Kessler arrested for murder in the Cummings disappearance case
Editor's note: This story has been corrected to show that, according to a press statement from Nassau County Sheriff Bill Leeper on May 22, Kimberly Kessler was supposedly the last person who saw Cummings at the Tangles hair salon on Saturday, May 12.
Nassau County Sheriff Bill Leeper announced at a news conference Friday evening that Kimberly Kessler, also known as Jennifer Sybert, has been charged with first-degree murder as a result of a grand jury’s review of the evidence in the case of the disappearance in May of Joleen Cummings, whose body has not been found.
Kessler is being held in the Duval County Jail on auto theft charges related to her being in possession of Cummings’ car after the disappearance.
Leeper said there would be no bond for Kessler on the new charge. Kessler will have a pre-trial hearing Thursday.
“We are here to provide you with another update on the disappearance of Joleen Cummings, who hasn’t been seen or heard from since May 12, 2018,” Leeper said at the news conference.
According to a press statement from Nassau County Sheriff Bill Leeper on May 22, Kimberly Kessler was supposedly the last person who saw Cummings at the Tangles hair salon on Saturday, May 12. Kessler was later seen on surveillance video putting garbage bags in a dumpster. That video led to a weeklong search in July of a landfill in Charlton County, Ga. After that search, Leeper said some “items of interest” that he hopes will help solve the mystery of what happened to Cummings were found, but declined to provide specifics.
“We believe we have discovered overwhelming evidence that will convict Kessler of murder. However, finding Joleen’s body would make it even more persuasive and also bring some sort of closure for her family,” Leeper said Friday.
Leeper had previously revealed that Kessler was in Nassau, Duval, and St. Johns counties at various times after May 12, the last day Cummings was seen.
“Joleen could be almost anywhere,” he said.
Leeper gave credit on Friday to “investigators from NCSO, the FBI, FDLE, and State Attorney’s Office (who) worked tirelessly gathering critical evidence that enabled this indictment to be reached.
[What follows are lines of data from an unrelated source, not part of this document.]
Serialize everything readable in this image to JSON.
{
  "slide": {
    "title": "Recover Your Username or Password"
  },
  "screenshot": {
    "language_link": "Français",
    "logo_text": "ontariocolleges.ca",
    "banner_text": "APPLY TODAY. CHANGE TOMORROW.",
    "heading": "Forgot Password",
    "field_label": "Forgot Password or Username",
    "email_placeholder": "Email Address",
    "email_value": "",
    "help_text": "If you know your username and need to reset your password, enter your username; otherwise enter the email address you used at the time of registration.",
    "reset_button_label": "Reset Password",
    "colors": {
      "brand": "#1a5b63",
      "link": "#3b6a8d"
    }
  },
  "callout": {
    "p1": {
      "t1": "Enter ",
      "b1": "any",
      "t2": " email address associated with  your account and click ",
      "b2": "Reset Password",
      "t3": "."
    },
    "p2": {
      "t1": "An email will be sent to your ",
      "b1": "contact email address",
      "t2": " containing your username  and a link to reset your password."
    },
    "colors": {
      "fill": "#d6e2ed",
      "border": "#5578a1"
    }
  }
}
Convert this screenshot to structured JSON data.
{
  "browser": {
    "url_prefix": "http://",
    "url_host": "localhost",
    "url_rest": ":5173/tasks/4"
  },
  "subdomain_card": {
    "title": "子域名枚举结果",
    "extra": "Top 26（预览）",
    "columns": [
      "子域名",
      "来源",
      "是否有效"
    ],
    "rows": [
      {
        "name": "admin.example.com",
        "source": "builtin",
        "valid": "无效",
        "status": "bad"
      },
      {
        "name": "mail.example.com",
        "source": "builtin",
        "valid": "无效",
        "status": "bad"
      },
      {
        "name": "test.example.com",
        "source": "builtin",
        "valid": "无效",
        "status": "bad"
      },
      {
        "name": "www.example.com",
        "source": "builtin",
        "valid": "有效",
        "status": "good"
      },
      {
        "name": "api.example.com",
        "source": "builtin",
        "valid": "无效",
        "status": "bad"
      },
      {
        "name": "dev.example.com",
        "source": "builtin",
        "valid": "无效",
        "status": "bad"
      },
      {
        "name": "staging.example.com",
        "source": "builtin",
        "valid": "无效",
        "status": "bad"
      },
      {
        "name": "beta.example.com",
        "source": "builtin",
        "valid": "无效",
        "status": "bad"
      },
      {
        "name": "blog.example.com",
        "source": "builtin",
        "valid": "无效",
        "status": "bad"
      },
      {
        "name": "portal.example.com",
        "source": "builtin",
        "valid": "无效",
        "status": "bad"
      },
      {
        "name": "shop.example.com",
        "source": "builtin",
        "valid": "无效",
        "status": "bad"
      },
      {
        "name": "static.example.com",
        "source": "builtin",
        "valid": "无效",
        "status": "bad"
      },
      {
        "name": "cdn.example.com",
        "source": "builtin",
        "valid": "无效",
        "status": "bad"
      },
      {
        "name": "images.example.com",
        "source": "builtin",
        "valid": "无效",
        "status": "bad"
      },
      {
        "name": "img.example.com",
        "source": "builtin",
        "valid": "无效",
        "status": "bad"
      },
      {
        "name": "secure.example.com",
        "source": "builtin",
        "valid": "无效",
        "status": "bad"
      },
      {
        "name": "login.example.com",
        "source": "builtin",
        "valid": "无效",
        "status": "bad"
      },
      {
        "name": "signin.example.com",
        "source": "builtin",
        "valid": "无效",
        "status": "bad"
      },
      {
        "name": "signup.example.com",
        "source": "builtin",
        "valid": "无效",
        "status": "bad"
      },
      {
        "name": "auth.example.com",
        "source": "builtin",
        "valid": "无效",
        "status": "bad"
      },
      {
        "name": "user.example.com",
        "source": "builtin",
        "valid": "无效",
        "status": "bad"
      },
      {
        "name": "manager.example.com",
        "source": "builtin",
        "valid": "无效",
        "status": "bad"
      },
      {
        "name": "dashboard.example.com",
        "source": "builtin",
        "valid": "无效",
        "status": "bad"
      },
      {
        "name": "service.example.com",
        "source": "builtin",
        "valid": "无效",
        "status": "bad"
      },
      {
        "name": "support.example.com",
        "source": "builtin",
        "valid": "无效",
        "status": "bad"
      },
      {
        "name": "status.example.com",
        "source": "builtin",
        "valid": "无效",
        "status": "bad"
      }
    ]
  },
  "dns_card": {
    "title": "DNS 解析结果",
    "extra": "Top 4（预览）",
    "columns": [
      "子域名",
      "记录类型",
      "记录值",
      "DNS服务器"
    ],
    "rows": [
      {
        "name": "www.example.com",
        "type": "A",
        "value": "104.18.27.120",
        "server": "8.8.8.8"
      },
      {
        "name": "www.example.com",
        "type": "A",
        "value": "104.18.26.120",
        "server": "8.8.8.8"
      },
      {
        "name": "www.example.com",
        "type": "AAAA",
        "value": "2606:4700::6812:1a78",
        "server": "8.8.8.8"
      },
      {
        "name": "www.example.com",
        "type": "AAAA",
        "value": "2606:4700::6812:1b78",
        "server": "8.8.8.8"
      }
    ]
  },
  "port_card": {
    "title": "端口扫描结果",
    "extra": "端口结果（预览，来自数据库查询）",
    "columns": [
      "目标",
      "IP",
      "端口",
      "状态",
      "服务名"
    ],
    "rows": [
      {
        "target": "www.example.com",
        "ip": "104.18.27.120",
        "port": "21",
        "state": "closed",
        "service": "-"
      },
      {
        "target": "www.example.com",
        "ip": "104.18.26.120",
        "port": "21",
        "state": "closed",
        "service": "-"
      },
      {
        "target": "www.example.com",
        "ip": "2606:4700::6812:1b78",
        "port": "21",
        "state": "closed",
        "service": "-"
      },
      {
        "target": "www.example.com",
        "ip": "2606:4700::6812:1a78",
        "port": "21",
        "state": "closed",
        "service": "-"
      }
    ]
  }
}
But for their hard work we may not be here today. They conducted hundreds of interviews, gathered a lot of physical and forensic evidence, searched through hours and hours of video surveillance, and also searched cell phone records.”
Leeper also said the investigators had conducted interviews with customers, friends of Kessler, and her family, adding, “I’m not sure what she was hiding from, but this time she came to the wrong county and she messed with the wrong people. And hopefully she will never have the opportunity to do anything like this again.”
Leeper said Cummings “did leave behind plenty of evidence to assist law enforcement in solving her murder. ... There is a lot of evidence we have collected that has not been made public yet, but will be eventually, and when it is, I believe people within our community will be shocked and surprised at what occurred.”
Leeper went on to thank “citizens who have shown their caring hearts and assisted Joleen’s family during this tragic and difficult time. It is especially heartbreaking to know Joleen’s children will grow up without their mother.”
Chapter 4531 of the Veterans of Foreign Wars held a fundraiser three weeks ago for the children of Cummings.
First Coast Crime Stoppers is offering a $4,000 reward for information that leads to the resolution of the Cummings case. Tips will remain anonymous and can be submitted at (886) 845-TIPS or at fccrimestoppers.com. The NCSO can be contacted at (904) 225-5174, (904) 548-4009, or (855) 725-2630.